A rare, brain-damaging virus has killed at least 10 people in Kerala, where medical crews are scrambling to manage the spread of the deadly disease — and to minimise panic. Fruit exporters are also more concerned about their falling prospects in the current season.
The deadly virus is contagious and currently has no vaccine for humans or animals.
The natural host of the virus is a fruit bat of the Pteropodidae family, according to the World Health Organization. A prominent member of the species, the Greater Indian Fruit Bat inhabits large patches of the South Asian subcontinent and may transfer the disease to humans when they consume fruit on trees. Unfortunately for exporters, the bats are ‘generalist’ feeders, eating any fruit they can potentially find, according to a research paper by S Ezhil Vendan and B Kaleeswaran at the Research Center for Biological Sciences in Madurai. “We are keeping an eye on the developments. If the situation persists, we may have to ask our agencies to do a formal assessment of whether this will hurt India's export potential,” a commerce ministry official said.

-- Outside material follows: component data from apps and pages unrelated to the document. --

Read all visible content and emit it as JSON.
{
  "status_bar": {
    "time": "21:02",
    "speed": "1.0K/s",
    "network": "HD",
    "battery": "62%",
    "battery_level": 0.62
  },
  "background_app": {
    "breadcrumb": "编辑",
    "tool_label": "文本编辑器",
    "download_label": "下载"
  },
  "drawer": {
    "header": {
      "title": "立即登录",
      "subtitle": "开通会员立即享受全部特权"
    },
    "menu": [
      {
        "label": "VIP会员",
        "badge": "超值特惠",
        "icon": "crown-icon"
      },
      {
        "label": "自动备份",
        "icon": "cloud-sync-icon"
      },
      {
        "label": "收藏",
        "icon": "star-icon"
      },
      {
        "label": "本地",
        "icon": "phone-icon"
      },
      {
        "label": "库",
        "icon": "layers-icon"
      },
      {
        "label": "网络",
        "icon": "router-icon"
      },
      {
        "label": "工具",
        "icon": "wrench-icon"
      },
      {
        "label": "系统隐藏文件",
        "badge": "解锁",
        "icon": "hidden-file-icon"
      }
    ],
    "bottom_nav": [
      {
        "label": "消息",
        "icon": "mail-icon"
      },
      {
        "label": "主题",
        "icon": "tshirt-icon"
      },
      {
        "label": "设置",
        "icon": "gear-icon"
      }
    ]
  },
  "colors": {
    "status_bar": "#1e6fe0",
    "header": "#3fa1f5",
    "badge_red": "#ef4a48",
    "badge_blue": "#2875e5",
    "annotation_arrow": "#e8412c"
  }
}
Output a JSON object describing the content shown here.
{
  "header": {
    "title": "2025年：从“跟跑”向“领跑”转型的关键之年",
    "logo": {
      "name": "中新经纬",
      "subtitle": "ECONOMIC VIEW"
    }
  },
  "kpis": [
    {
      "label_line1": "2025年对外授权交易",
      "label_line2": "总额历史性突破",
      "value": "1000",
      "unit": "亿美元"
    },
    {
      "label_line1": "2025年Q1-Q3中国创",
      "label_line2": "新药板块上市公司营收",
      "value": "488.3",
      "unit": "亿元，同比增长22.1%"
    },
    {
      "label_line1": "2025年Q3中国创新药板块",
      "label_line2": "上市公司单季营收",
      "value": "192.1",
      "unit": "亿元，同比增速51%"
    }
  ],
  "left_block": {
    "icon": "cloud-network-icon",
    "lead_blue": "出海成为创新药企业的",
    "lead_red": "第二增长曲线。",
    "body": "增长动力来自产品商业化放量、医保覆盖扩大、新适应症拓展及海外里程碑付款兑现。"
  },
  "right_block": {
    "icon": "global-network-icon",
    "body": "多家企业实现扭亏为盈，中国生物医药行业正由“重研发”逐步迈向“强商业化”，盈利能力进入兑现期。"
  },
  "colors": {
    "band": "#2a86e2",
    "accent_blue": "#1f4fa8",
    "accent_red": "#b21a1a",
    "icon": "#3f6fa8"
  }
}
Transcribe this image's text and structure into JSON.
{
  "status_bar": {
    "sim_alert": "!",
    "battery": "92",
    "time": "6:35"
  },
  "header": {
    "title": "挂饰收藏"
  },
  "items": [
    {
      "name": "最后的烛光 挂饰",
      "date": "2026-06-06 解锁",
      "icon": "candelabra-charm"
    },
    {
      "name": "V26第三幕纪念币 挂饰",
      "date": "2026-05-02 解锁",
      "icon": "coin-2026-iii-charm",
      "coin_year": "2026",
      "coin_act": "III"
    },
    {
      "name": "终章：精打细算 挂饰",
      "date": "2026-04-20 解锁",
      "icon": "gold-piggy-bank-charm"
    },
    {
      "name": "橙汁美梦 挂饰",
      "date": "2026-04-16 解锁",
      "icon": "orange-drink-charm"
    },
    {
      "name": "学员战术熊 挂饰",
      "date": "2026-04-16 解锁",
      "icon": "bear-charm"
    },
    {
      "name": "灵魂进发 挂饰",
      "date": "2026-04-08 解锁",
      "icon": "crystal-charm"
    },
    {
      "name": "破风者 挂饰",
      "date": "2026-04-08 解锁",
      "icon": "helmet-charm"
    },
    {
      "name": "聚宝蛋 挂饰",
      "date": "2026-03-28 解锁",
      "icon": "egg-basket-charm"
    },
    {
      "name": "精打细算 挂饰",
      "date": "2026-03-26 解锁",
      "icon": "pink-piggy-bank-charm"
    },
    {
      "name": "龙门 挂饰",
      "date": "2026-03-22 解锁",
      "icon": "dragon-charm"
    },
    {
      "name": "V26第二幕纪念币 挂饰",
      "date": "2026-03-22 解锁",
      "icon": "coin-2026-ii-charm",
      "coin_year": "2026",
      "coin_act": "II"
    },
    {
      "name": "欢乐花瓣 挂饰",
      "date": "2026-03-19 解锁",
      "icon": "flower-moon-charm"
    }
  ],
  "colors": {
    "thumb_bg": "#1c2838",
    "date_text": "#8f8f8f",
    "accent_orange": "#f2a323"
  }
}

Fruit bats have a serious taste for all types of fruit ranging from bananas to mangoes, dates, avocados, wild dates and any type of pulpy fruit. For India, in the fruit segment, cashewnuts are the largest foreign exchange earner, with $856 million worth of exports in the last financial year. This is followed by the $230 million worth of fresh or dried grapes.
India’s overall fruit exports stood at $1.61 billion in the April-February period of the last financial year. This was lower than the $1.73 billion worth of fruit exported from the country in 2016-17.
Commerce Secretary Rita Teaotia on Tuesday said that India exports mangoes to more than 50 countries and has reached to an export of 52,761 million tonnes in 2016-17. The government is currently in the process of finalising the draft agriculture export policy which aims for a stable export policy regime for farm products and streamlining of the current regulations as part of the changes to double agri export to $60 billion by 2022.
The draft policy will also be pushing to put India on the list of top 10 agriculture commodities exporting nations, while doubling India’s share of global export in the category.